Veterans and franchising are a perfect match. Returning service members or those veterans who are simply seeking to grow their income and take charge of their life at any point can benefit from working with a franchisor, which helps eliminate some of the risk to business ownership without sacrificing autonomy and success.
Though the Uniformed Services Employment and Reemployment Act prevents discrimination against veterans and future servicemembers in the workplace, there are still hurdles to overcome.
Many workplaces don’t understand the skills servicemembers accrue and assume that they work best in only certain fields, like aviation or government. In fact, veterans have a wide variety of skills that make them perfectly suited for success in many different career paths.
That’s part of what makes business ownership and franchising so appealing for veterans—instead of having to rely on existing structures to understand your skills and potential, you’re able to forge your own path.
In this article, we’ll be discussing why franchising is a good option for veterans, including some statistics on veteran employment and what resources exist for helping you make the jump into franchising.
Veterans May Face Difficulty When Job Hunting
October 2019 was the 14th month in a row where the veteran unemployment rate—3.2 percent—was lower than the non-veteran unemployment rate. However, that doesn’t mean that the job market is especially friendly to veterans; there are still numerous obstacles, most of them coming from a lack of understanding about the skills that veterans have.
Many non-veterans have preconceived notions about what work veterans are suited for. Veterans’ skills often include a strong sense of self-reliance, discipline, and loyalty, which may go unappreciated by corporations. Further, one crucial skill—self-promotion—is one that may not be learned in military service. This combination can lead to not just a misunderstanding of veteran skills, but also underemployment.
In fact, veterans are 34 percent more likely to be underemployed, resulting in jobs below their education and skill level. That means that, despite the lower unemployment rate, many veterans are not earning at their true potential.
This has other effects, too. Since so many first jobs come from referrals, a lack of veterans in high-ranking positions means fewer veterans are being hired because they don’t have those personal connections.
Unfortunately, even earning a degree doesn’t necessarily correlate to more job offers. In fact, data from a LinkedIn report suggests that in some industries, veterans with a degree may actually have a disadvantage in the job market.

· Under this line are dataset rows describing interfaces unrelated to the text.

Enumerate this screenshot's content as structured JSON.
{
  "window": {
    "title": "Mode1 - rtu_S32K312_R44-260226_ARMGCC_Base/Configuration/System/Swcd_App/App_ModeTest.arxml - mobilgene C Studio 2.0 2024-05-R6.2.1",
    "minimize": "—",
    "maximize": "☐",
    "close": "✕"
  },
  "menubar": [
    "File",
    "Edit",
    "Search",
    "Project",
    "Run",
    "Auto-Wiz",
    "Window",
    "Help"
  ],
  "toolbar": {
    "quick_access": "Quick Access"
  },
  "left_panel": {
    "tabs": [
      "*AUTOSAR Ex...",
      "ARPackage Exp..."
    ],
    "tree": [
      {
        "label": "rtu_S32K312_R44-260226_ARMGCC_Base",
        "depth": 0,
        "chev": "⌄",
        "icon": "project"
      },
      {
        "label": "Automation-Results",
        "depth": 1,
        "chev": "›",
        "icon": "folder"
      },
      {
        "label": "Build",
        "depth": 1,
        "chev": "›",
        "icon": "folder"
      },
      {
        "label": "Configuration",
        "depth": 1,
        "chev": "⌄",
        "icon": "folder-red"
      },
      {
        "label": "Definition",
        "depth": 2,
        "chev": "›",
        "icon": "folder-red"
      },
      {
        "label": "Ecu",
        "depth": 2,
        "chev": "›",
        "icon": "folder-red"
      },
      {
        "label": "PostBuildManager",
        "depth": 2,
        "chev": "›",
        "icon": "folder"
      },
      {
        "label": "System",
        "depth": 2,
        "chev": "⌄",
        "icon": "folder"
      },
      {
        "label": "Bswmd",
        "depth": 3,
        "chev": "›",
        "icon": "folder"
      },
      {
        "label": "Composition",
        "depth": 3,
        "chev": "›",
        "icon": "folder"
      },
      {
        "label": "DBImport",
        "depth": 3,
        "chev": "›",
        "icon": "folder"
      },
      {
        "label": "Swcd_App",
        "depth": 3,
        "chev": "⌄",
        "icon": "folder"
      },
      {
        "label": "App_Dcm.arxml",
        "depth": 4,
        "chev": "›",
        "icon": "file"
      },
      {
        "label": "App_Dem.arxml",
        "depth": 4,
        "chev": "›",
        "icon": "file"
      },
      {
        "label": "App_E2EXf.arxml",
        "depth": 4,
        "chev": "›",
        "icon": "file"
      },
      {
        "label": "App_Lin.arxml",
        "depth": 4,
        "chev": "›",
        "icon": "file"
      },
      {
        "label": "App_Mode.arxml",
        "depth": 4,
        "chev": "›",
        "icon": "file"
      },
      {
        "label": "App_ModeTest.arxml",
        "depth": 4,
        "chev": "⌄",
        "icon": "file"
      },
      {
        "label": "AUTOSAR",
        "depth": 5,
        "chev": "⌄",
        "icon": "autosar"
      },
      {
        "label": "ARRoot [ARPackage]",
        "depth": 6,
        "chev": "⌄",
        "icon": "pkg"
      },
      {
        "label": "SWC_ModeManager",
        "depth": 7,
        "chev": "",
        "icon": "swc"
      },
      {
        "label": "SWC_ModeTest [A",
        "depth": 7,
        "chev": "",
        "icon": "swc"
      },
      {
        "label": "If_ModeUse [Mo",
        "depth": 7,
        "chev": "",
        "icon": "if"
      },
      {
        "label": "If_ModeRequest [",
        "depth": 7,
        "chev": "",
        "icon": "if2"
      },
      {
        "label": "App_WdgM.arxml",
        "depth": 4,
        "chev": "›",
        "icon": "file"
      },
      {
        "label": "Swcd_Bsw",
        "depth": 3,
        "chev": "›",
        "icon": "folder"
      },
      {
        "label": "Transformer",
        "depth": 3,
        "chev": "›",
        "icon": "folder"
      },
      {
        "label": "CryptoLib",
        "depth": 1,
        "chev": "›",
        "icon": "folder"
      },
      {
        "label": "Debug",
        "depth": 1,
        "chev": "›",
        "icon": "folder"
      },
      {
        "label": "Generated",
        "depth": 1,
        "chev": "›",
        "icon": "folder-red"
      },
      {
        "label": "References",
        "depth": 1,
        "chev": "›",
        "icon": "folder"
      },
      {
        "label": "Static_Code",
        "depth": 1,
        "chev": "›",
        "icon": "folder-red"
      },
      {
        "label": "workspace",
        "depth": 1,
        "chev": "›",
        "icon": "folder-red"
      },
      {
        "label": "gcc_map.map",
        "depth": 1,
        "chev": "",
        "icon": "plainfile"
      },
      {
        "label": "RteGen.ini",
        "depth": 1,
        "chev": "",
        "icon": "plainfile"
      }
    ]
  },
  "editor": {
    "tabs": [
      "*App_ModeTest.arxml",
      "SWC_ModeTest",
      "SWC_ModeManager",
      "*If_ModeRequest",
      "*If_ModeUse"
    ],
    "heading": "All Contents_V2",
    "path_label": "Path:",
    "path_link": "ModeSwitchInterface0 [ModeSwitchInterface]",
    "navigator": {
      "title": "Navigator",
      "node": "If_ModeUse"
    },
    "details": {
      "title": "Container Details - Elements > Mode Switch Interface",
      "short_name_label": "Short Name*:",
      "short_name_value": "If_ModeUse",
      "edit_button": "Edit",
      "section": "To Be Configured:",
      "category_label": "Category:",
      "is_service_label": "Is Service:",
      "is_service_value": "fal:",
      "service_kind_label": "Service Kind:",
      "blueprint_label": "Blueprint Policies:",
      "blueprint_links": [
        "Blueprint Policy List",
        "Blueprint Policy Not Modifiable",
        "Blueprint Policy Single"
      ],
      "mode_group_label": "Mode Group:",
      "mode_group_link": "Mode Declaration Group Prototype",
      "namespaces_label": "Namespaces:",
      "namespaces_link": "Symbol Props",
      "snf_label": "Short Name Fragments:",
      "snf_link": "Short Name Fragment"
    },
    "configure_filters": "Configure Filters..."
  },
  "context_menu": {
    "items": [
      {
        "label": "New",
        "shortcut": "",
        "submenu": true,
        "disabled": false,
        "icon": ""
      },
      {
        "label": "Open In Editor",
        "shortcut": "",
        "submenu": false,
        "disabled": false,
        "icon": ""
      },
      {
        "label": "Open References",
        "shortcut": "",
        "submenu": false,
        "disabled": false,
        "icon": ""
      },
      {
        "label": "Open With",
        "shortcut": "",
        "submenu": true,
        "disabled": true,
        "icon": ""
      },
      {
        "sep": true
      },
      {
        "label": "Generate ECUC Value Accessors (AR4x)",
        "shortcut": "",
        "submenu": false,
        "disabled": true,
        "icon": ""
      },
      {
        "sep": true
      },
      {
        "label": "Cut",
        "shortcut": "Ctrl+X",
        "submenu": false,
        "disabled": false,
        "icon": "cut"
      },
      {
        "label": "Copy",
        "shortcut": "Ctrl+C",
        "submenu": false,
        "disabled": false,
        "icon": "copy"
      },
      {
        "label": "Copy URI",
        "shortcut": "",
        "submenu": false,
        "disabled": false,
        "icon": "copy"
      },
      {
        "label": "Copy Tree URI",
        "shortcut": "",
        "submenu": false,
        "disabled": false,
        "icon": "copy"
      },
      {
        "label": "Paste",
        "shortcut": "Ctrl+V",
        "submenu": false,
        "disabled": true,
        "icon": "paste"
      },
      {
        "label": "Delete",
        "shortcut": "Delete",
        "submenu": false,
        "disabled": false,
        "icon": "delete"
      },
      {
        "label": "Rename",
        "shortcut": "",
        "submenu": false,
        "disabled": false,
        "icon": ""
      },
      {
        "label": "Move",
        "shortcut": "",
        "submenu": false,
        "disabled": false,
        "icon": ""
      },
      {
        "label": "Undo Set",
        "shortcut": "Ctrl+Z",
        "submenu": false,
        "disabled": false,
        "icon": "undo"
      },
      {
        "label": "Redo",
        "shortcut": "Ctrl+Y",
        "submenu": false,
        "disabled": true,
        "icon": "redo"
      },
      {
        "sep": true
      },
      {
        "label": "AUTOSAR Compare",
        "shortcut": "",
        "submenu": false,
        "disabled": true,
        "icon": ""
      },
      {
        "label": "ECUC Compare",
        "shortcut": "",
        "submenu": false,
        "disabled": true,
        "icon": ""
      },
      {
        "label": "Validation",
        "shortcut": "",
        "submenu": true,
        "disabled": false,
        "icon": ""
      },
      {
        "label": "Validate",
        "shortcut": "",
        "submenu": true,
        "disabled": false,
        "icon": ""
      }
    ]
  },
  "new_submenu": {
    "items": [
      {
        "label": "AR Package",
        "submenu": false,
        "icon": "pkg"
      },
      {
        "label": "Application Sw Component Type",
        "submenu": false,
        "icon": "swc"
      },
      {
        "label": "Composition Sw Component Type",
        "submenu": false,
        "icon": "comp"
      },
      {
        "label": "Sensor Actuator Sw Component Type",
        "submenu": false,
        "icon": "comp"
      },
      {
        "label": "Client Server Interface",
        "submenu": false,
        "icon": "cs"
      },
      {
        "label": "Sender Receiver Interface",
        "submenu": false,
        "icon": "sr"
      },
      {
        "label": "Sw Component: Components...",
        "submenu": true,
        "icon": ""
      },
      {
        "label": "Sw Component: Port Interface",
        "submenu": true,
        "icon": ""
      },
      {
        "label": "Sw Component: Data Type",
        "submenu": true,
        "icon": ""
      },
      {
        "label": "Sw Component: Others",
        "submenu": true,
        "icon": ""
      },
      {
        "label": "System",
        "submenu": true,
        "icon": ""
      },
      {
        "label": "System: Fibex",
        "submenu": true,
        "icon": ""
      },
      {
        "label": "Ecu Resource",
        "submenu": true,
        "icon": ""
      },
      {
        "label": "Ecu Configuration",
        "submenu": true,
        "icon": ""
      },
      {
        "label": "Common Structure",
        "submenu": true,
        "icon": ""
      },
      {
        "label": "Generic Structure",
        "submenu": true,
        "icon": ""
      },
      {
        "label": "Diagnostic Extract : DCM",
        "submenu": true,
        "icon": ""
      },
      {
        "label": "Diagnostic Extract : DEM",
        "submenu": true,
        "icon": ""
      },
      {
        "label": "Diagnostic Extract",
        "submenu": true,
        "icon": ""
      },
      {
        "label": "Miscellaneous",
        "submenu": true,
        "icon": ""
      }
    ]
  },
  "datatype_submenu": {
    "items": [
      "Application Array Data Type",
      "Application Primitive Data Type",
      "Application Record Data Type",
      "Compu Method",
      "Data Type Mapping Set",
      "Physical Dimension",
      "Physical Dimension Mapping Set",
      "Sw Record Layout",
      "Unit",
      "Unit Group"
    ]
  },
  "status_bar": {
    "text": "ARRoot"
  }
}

Though veterans receive 26 percent more messages from recruiters on LinkedIn, top companies employ them at lower rates than nonveterans.
This all translates to a workforce that is woefully devoid of veterans, which in turn makes it harder for veterans to get hired without referrals. It’s a vicious cycle, but it’s one that business ownership and franchising can address.
Why Veterans and Franchising are a Perfect Pair
Despite misunderstanding from the corporate world, veterans make great workers. Military service often instills a strong sense of teamwork and leadership in people, both of which make veterans wonderful workers. In fact, almost half of World War II veterans went on to own or operate a business, though that number has been declining since.
However, the number of veterans becoming franchise owners is promising. 14 percent of franchisees are veterans, but veterans represent just 8 percent of the American population.
Franchising allows veterans to escape the potential hurdles of the traditional workforce and be their own bosses. Instead of relying on the corporate world to hire you, you’re able to use your leadership skills to further your own business interests. Further, though franchising is not without risks, the guidance of a franchisor can help you avoid some of the startup pitfalls that plague new businesses.
Veterans tend to have a better understanding of the importance of routine than non-veterans, which proves invaluable in running a successful franchise. Since a franchise uses an established model, people who can follow that model and understand its importance tend to be more successful.
But being personally successful isn’t the only reason why veteran franchise opportunities are so important. Having control of your own business gives you the ability to shape how you’ll run it. With veterans running franchises, there are more people with the knowledge of military service to hire veterans. Instead of having people without intimate knowledge of veterans’ skills in charge of hiring, there are more businesses that not only understand veterans, but actually seek to hire them.
Resources for Veterans in the Job Market
Franchising is a big step, and it’s one that is not without risk. However, both the US government and many franchisors understand that veterans are uniquely suited to succeed in franchising, and there are a lot of resources out there to help connect veterans with quality franchise opportunities.
One of the biggest resources is VetFran, which helps connect franchisors with veterans and vice versa. Many franchisors, such as Transblue, offer discounts on the typical franchise fee for veterans, giving them an extra leg-up in starting their own business. VetFran has a long list of businesses that are known to work well with veterans, which is a great place to start searching for franchise opportunities.
Special financing and loans are often available for veterans, which can help cover the franchising fee or other associated costs. These financing options include loans from the Small Business Administration and Patriot Express Loans, which are specifically created for veterans and other military community members.